◆ ENTRIES SUPPLIED
-*-*-
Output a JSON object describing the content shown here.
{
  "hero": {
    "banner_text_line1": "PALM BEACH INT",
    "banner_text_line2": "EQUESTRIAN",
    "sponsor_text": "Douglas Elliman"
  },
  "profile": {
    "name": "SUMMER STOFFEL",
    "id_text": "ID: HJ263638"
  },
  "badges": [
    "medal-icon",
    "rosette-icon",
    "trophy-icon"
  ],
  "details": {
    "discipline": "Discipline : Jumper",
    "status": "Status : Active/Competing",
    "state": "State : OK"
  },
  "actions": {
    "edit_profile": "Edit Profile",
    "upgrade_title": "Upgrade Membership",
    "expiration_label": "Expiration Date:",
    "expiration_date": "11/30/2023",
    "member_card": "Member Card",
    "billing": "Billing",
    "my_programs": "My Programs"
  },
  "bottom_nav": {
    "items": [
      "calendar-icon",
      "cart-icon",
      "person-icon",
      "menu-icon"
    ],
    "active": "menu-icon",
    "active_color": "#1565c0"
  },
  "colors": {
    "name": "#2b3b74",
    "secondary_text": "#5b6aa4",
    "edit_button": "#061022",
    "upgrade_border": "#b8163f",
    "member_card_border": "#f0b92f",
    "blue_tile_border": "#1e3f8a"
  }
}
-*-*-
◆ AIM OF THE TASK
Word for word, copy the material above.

◆ RESPONSE AREA
Output a JSON object describing the content shown here.
{
  "hero": {
    "banner_text_line1": "PALM BEACH INT",
    "banner_text_line2": "EQUESTRIAN",
    "sponsor_text": "Douglas Elliman"
  },
  "profile": {
    "name": "SUMMER STOFFEL",
    "id_text": "ID: HJ263638"
  },
  "badges": [
    "medal-icon",
    "rosette-icon",
    "trophy-icon"
  ],
  "details": {
    "discipline": "Discipline : Jumper",
    "status": "Status : Active/Competing",
    "state": "State : OK"
  },
  "actions": {
    "edit_profile": "Edit Profile",
    "upgrade_title": "Upgrade Membership",
    "expiration_label": "Expiration Date:",
    "expiration_date": "11/30/2023",
    "member_card": "Member Card",
    "billing": "Billing",
    "my_programs": "My Programs"
  },
  "bottom_nav": {
    "items": [
      "calendar-icon",
      "cart-icon",
      "person-icon",
      "menu-icon"
    ],
    "active": "menu-icon",
    "active_color": "#1565c0"
  },
  "colors": {
    "name": "#2b3b74",
    "secondary_text": "#5b6aa4",
    "edit_button": "#061022",
    "upgrade_border": "#b8163f",
    "member_card_border": "#f0b92f",
    "blue_tile_border": "#1e3f8a"
  }
}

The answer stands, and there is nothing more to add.